“A dazzling and deeply moving memoir about forgiveness, featuring dueling rabbis, Jewish guilt, and the wisdom of inspirational men and women from different religions and cultures.”
–Judy Batalion, author of The Light of Days: The Untold Story of Women Resistance Fighters in Hitler’s Ghettos
“Whether you’re wrestling with love gone bad, the rupture of a friendship, a conflict at work or betrayal on a global scale, you’ll find wisdom and solace in Susan Shapiro’s entertaining and insightful account of her own search for forgiveness.” –Julie Metz, bestselling author of Perfection:A Memoir of Betrayal and Renewal and EvaandEve
“The Forgiveness Tour takes us on journeys to right unforgivable wrongs. Shapiro illuminates how we can heal from those who harmed us most. Powerful, intimate and profound.” –Gabrielle Selz, author of Unstill Life: A Daughter’s Memoir of Art and Love in the Age of Abstraction
“Shapiro demonstrates an uncanny knack for articulating and resolving the unspoken regret of so many people. A fascinating and essential work you’ll be better for reading.” –Laurence Bergreen, author of Casanova: The World of a Seductive Genius
“Fascinating and original!” –Susan Cheever, bestselling author of Home Before Dark & Drinking in America
"Shapiro holds my eye and ear with urgency, compelling dialogue, and fresh insights into human behavior. I found The Forgiveness Tour hard to put down.” –Grace Schulman, author of Strange Paradise and Without a Claim
“A timely and captivating memoir about grudges, fallibility, and the loneliest phrase in the English language: I’m sorry. “ —David Goodwillie, author of King’s County
"I read everything Susan Shapiro writes.
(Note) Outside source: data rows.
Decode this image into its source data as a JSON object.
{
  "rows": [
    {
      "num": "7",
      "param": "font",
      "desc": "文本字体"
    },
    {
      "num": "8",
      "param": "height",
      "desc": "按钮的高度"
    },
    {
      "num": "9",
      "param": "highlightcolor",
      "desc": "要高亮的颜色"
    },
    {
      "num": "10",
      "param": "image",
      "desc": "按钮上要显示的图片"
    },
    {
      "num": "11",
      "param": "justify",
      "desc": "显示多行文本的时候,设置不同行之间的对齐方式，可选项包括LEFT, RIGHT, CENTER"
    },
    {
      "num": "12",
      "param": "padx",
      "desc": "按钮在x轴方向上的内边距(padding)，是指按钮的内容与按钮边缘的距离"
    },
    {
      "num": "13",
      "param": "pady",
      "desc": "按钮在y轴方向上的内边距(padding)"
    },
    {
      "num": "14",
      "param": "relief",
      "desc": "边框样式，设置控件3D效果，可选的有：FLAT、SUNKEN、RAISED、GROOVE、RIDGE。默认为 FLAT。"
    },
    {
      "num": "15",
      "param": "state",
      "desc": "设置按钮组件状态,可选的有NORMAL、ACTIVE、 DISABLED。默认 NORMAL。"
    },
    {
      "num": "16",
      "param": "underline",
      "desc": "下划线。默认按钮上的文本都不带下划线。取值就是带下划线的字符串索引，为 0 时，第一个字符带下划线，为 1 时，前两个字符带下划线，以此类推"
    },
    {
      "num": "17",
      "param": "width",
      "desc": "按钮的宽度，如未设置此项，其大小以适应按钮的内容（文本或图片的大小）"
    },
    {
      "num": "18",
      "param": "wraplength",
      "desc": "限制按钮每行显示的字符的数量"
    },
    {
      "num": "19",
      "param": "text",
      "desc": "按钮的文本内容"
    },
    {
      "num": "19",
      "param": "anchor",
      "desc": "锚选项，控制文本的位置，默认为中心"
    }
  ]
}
The Forgiveness Tour is electric, sad, funny and beautiful." -Cat Marnell, bestselling author of How To Murder Your Life
From Publisher's Weekly, January 2021
The Forgiveness Tour: How to Find the Perfect ApologySusan Shapiro. Skyhorse, $22.99 (264p) ISBN 978-1-510-76271-8
Journalist Shapiro (Lighting Up) chronicles her search for ways to heal after a devastating betrayal in this magnificent work. Her previous memoir recounted her successful therapy with addiction specialist Daniel Winters. Here, she wrestles with the revelation that their 15-year therapeutic relationship was founded on lies, when she finds out he’s been treating someone she’d asked him not to see. Winters’s refusal to explain or show remorse infuriated her and led her to set out on a quest to determine how to forgive someone who won’t apologize. Shapiro interviews colleagues, students, and religious leaders to probe universal questions around hurt, absolution, and contrition. Analyzing Jesus’s plea, “Father forgive them, for they know not what they do,” a Presbyterian minister posits that “forgiving can get you out of pain.” A colleague tells her, “Jewish law requires a person to ask heartfelt forgiveness three times,” and that “if the injured party won’t respond...the non-forgiver has to seek forgiveness for not forgiving.” A Hindu guru, meanwhile, warns that an “angry grudge... burns your own heart first.” Their wisdom moves her to realize “how small my saga was” and to forgive Winters (who apologized first). By blending these stories with her own experiences and writing with insight, humor, and grace, Shapiro’s elegant survey becomes one largely about plumbing the boundless depths of the human heart. This is essential reading. (Jan.)